China’s ride-sharing giant Didi Chuxing is expanding into the bubble-prone bike-sharing sector, the company said on last Tuesday.
Didi also confirmed that it will partly take over the running of failed bike-sharing company Bluegogo’s services, allowing Didi users to use Bluegogo’s bikes.
China’s Bluegogo, which collapsed last November, is not the first dockless bike-sharing service to fail. More than 50 years ago, Amsterdam’s Witte Fietsen - or White Bikes service - closed in a matter of days after people threw the free, unlocked, white bikes into canals and rivers, or stole them.
Consumers have forked out almost Rmb1bn ($150m) in deposits for shared bikes to groups that have since gone bust, according to a report from Ant Financial, the fintech affiliate of Alibaba, the tech company.
The figure may underestimate consumers’ exposure.
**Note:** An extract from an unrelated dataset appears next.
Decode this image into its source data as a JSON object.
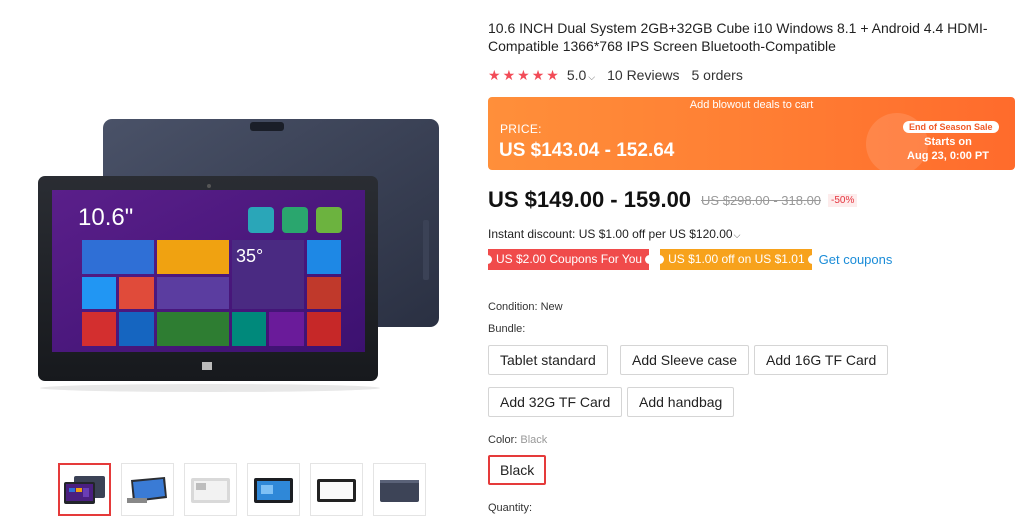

The China Consumers Association, a state-run advocacy, issued a public letter in December demanding Kuqi return deposits of about $45 to each of its 16m registered users - if all users were unpaid that would add up to $720m.
The association said it had also received 210,000 complaints from users of the failed Kuqi, after the company listed a nonexistent address for users looking to reclaim their deposits.
After acquiring Uber’s China arm in 2016, Didi has kept almost-total control of ride-hailing in China and is now expanding into other countries as well as other sectors. The company acquired ride-hailing app 99 last week, the major challenger to Uber in Brazil.
Didi announced it would soon launch a “comprehensive bike-sharing platform” within its app. The platform will integrate the services of Ofo - which Didi has a significant stake in - as well as Bluegogo, other potential partners, and “DiDi’s upcoming own-branded bike-sharing service,” the company revealed.